§ **What you are asked to do**
For the entries below, state how many lines contain the string "label". Add nothing else.

▼

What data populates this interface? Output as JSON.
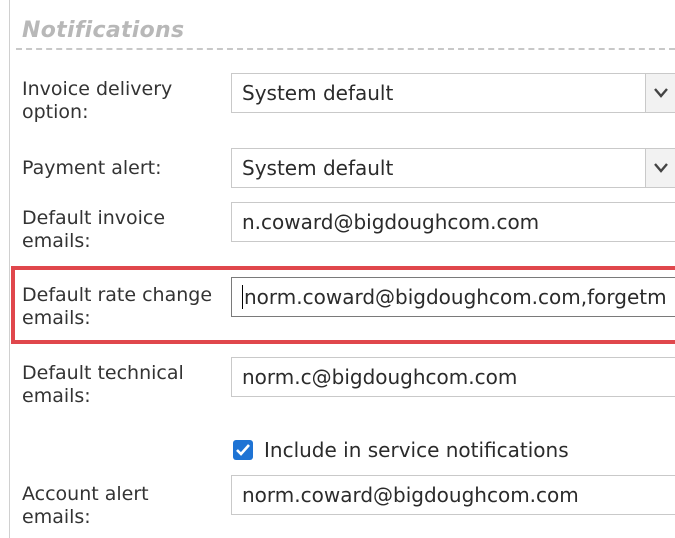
{
  "section": {
    "title": "Notifications"
  },
  "fields": {
    "invoice_delivery": {
      "label": "Invoice delivery option:",
      "value": "System default",
      "arrow_icon": "chevron-down-icon"
    },
    "payment_alert": {
      "label": "Payment alert:",
      "value": "System default",
      "arrow_icon": "chevron-down-icon"
    },
    "default_invoice_emails": {
      "label": "Default invoice emails:",
      "value": "n.coward@bigdoughcom.com"
    },
    "default_rate_change_emails": {
      "label": "Default rate change emails:",
      "value": "norm.coward@bigdoughcom.com,forgetm",
      "highlight_color": "#e0474c"
    },
    "default_technical_emails": {
      "label": "Default technical emails:",
      "value": "norm.c@bigdoughcom.com"
    },
    "service_notifications": {
      "label": "Include in service notifications",
      "checked": true,
      "check_color": "#1e73d4"
    },
    "account_alert_emails": {
      "label": "Account alert emails:",
      "value": "norm.coward@bigdoughcom.com"
    }
  }
}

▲

§ **Result of the task**
7